It is a must-read for young Americans who are looking to escape the Democratic Party’s deceptive, focus group tested talking points and looking to find the truth. Additionally, the book is a must-read for Americans of all ages who want to understand, and be able to explain to open-minded young Americans, the danger we are in if we fail to correct our course.
In this age of political correctness that seems to enslave those of the Millennial Generation, my question is whether these youths have an open mind to listen and look for the truth, rather than exist in a cocoon of dependence. It’s a failure of my generation that just assumed that our kids would be taught the same values and morals that we were when we sent them off to our public schools. (I was taught in both a public school and university, but we send Kim’s daughter to a Christian school. She figured things out in time, but the powers that be do not like that style of independence.) Looking back, though, we really weren’t taught proper values and morals from our folks, either. (Needless to say, the schools didn’t do it, either.) But my generation really screwed the pooch, didn’t we?
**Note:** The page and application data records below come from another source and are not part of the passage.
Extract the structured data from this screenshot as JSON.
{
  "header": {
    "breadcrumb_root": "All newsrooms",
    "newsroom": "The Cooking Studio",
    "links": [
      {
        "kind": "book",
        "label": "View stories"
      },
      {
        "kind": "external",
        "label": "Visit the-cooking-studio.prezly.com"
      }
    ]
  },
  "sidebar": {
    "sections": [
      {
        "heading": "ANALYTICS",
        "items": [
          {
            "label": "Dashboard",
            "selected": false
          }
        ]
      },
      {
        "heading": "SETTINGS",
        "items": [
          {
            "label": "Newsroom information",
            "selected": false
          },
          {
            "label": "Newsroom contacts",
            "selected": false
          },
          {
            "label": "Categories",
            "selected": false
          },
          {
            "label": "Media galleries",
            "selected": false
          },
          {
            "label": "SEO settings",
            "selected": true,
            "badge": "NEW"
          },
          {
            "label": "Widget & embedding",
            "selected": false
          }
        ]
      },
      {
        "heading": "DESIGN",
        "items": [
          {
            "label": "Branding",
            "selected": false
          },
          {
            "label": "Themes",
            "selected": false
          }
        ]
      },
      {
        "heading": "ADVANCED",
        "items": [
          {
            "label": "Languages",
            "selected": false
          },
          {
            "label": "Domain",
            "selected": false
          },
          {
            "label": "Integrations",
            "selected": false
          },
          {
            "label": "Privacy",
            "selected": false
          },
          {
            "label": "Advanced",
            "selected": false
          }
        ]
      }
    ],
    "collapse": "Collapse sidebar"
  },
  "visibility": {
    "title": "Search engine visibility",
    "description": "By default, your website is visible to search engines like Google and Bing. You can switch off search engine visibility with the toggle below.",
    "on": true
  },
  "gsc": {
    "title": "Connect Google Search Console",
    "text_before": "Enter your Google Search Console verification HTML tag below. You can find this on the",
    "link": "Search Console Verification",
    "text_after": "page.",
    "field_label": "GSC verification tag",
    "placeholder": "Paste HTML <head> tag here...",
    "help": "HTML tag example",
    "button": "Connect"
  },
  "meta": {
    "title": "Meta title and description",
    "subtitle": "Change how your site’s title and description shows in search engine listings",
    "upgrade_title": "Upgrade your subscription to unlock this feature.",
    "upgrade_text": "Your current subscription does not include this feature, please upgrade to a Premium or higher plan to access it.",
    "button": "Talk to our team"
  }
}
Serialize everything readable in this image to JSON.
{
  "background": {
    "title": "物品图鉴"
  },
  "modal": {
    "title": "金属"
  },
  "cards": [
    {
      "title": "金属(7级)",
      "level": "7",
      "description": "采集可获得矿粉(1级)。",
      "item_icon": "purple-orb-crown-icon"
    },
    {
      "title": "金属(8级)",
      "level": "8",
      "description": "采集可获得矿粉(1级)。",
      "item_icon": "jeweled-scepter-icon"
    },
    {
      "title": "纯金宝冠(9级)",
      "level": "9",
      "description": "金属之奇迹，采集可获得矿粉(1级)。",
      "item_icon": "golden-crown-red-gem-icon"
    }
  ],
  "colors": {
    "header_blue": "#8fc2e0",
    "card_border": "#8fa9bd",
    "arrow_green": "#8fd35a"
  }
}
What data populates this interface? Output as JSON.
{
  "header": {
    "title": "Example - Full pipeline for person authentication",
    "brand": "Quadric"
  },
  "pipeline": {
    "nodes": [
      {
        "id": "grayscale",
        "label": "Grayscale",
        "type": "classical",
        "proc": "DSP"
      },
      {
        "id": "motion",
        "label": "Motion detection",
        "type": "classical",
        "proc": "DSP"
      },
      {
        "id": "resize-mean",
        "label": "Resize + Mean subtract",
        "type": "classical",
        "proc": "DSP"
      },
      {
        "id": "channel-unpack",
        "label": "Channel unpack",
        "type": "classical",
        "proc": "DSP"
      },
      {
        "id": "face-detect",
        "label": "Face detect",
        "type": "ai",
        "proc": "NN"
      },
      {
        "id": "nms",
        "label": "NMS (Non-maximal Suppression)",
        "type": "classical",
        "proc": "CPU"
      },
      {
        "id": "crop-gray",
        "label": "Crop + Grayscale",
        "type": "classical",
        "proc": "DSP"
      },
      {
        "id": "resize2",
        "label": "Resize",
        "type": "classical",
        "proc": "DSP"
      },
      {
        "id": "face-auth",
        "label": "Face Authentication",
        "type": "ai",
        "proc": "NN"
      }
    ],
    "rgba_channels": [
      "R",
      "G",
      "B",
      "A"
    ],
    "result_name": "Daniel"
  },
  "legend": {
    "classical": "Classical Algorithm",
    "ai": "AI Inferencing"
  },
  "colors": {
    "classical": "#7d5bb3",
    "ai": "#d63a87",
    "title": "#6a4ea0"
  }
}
If you learn an entitlement mentality and get a prize just for participating in any event at a young age, the necessary lessons that you can’t always get what you want and won’t always finish first aren’t taught. When I played Little League, we kept score and oftentimes I was on the losing side. But that made the game where we ended our long losing streak that much sweeter.
My older daughter started out in T-ball and we didn’t keep score so we didn’t bruise the self-esteem of these 1st and 2nd graders. But I know the kids did – they knew who won and lost.
Yet over time, in a society where we were supposedly trying to allow kids to have fun, we were regimenting more and more of their activity whether competitive or not. It saddens me to drive by an empty baseball diamond knowing that when I was eight or nine years old I spent my days over at Heatherdowns Park playing pitcher’s hand, right field automatic out, four-on-four pickup games – unsupervised, with no sunscreen or batting helmets and a regular baseball as opposed to the slightly softer ball they use for T-ball now. More often than not, we had the do-over when there was an argument.
Kids now are treated either like miniature adults or hovered over by anxious parents who have garnered a name for themselves: helicopter parents. Many of these are the Millennials who can’t bear the thought of little Aiden playing cops and robbers with a finger gun or Mia wishing to have Barbie dolls like Grandma had; instead, we have to have politically approved, unisex playthings for “play dates.” My play dates were from June to September at the park or at various friends’ houses, and after school the rest of the year. But we knew to ask the mom at the house we were at when it was 5:00 because that was time to go home for supper, or we were shooed out the door so they could eat their family dinner.
I’ve gone a long way afield to make a simple point: in the modern day, the Democratic party is like the kid who ran for class president on a platform of no homework, a longer recess, and ice cream sandwiches with our lunch. What kid wouldn’t vote for that?
Those of us who are of a certain age soon realized that such a fantasy platform came to a screeching halt when the adults who were in charge told us “no.” Now the adults will try to accommodate the requests, since little Aiden and Mia can’t be wrong and the teachers need to see things their way.
In an age where childhood can legally be extended to the age of 26 – based on the age when a parent’s health care plan has to cover a youth – the perpetual adolescent will always seek the handout. I pray more people will seek the truth that life isn’t always fair, there is right and wrong, and things are worth working for, but the fact that we even needed a column like this from Bongino is evidence that I need to redouble my efforts.